See the Clipper 5.0 version of ERRORSYS.PRG (located by default
in your \CLIPPER5\SOURCE\SYS directory) for an example of a
Clipper 5.0 error handler.
1.9 Why do I get "input parsing error" with RTLINK FIRST?
RTLink is capable of supporting syntax which is compatible with
Microsoft's LINK (POSITIONAL) and Phoenix Technologies PLINK86
Page 3-2 of the Getting Started book contains a linking example
This example assumes the POSITIONAL syntax. By default, however,
.RTLink uses the FREEFORMAT syntax. The example should read:
RTLink FI First
The "FI" is short for "FILE," a keyword in the FREEFORMAT syntax.

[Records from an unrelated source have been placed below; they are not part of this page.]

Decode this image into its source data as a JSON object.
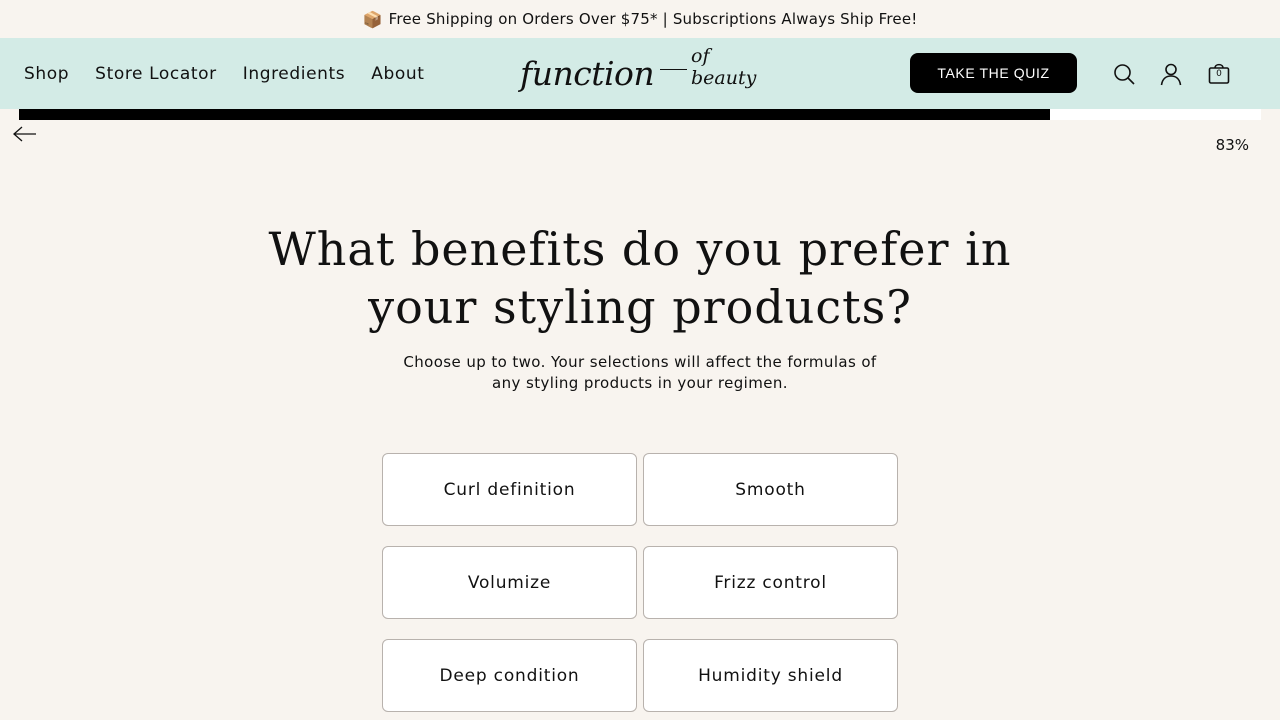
{
  "promo": {
    "icon": "package-icon",
    "text": "Free Shipping on Orders Over $75* | Subscriptions Always Ship Free!"
  },
  "header": {
    "background": "#d3ebe6",
    "nav": [
      "Shop",
      "Store Locator",
      "Ingredients",
      "About"
    ],
    "logo": {
      "main": "function",
      "secondary": "of beauty"
    },
    "quiz_button": "TAKE THE QUIZ",
    "icons": [
      "search-icon",
      "account-icon",
      "cart-icon"
    ],
    "cart_count": "0"
  },
  "progress": {
    "fraction": 0.83,
    "label": "83%"
  },
  "question": {
    "title": "What benefits do you prefer in your styling products?",
    "subtitle": "Choose up to two. Your selections will affect the formulas of any styling products in your regimen."
  },
  "options": [
    "Curl definition",
    "Smooth",
    "Volumize",
    "Frizz control",
    "Deep condition",
    "Humidity shield"
  ]
}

For more information on .RTLink, refer to Chapter 4 of your
Programming and Utilitites Guide.
1.10 Why do I get "Undefined Function : " at runtime?
The functions Alltrim() and Right() are not in Extend.LIB.
Instead, they are preprocessed into Substr() calls by the
preprocessor with a #translate() directive.
Index (.ntx) files contain the "key" expression as text in the
file header and evaluation of the key at runtime is achieved by
macro-expansion (&). There is no way for the preprocessor to
effect a change to the "key" expresion in the index file.
Therefore, at runtime when the key for the index is evaluated the
Alltrim() (or Right()) function can't be found.
Anything inside quotation marks ("" or '' or ) will not be
affected by preprocessor directives. Therefore, if an expression
is stored in a memory variable and then macro'ed (&), the
Alltrim() function will not be found.
To work around this problem you can change your index keys and
macro's to Substr() calls or add the following program shorts to
parameter p1, p2
return Substr(p1, -p2, p2)